Slovakia shares a border with Ukraine and has been a staunch supporter of Kiev since Russia’s invasion in February last year, donating weapons and opening its borders to refugees fleeing the war.
FICO has stopped military aid. He also opposes EU sanctions on Russia and wants to prevent Ukraine from joining NATO.
Fico’s critics worry that his return to power could lead Slovakia to abandon its pro-West course in other ways, following the example of Hungary under Prime Minister Viktor Orban.
Fico returned to power and took over as prime minister for a fourth time after his scandal-tainted leftist Smr or Direction party won Slovakia’s September 30 parliamentary election on a pro-Russian and anti-American platform.
Fico created a parliamentary majority by signing a coalition government agreement with the leftist Halas, or Voice, party and the ultranationalist Slovak National Party.
The three-party coalition government was sworn in on October 25.
Fico has vowed to pursue a “sovereign” foreign policy, promised a tough stance against migration and NGOs, and campaigned against LGBTQ+ rights.
Some elite investigators and police officers dealing with corruption cases have been ordered to stay home or fired and the government plans to make sentencing for corruption easier, among other changes to the legal system.
Since the previous government took power in 2020 following an anti-corruption campaign, dozens of senior officials, police officers, judges, prosecutors, politicians and businessmen linked to Semar have been accused and convicted of corruption and other crimes. The cases of many others have not been completed yet.
Fico and his former interior minister Robert Kalinek faced criminal charges last year for forming a criminal group and abuse of power. Kalinak is the defense minister in the new government.
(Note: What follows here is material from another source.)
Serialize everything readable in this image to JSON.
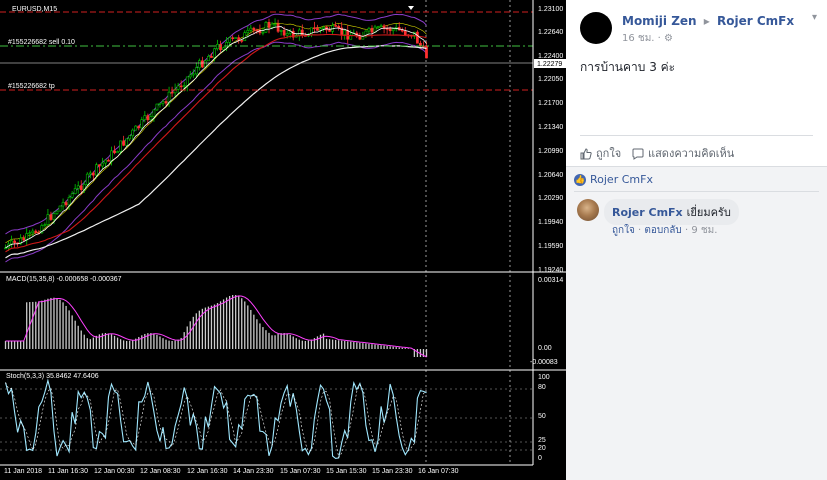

Fico, known for his sharp statements against journalists, labeled a major television network, two nationwide newspapers and an online news website as his enemies and said he would not communicate with them.